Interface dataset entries

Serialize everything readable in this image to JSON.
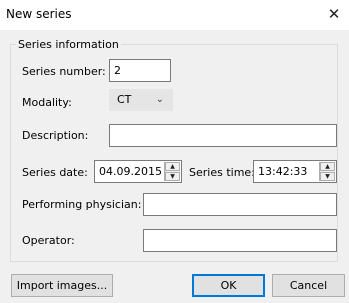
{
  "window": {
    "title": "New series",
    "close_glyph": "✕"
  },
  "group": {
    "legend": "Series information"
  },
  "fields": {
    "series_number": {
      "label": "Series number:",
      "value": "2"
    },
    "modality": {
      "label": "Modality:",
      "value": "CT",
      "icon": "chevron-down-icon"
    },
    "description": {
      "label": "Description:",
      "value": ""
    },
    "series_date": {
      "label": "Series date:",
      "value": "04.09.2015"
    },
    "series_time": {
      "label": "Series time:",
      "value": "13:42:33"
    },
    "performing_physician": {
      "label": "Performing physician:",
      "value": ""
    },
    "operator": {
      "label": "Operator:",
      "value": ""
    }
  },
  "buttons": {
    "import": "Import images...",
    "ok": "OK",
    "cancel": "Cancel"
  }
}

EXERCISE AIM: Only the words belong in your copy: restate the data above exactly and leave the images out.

REPLY:
Serialize everything readable in this image to JSON.
{
  "window": {
    "title": "New series",
    "close_glyph": "✕"
  },
  "group": {
    "legend": "Series information"
  },
  "fields": {
    "series_number": {
      "label": "Series number:",
      "value": "2"
    },
    "modality": {
      "label": "Modality:",
      "value": "CT",
      "icon": "chevron-down-icon"
    },
    "description": {
      "label": "Description:",
      "value": ""
    },
    "series_date": {
      "label": "Series date:",
      "value": "04.09.2015"
    },
    "series_time": {
      "label": "Series time:",
      "value": "13:42:33"
    },
    "performing_physician": {
      "label": "Performing physician:",
      "value": ""
    },
    "operator": {
      "label": "Operator:",
      "value": ""
    }
  },
  "buttons": {
    "import": "Import images...",
    "ok": "OK",
    "cancel": "Cancel"
  }
}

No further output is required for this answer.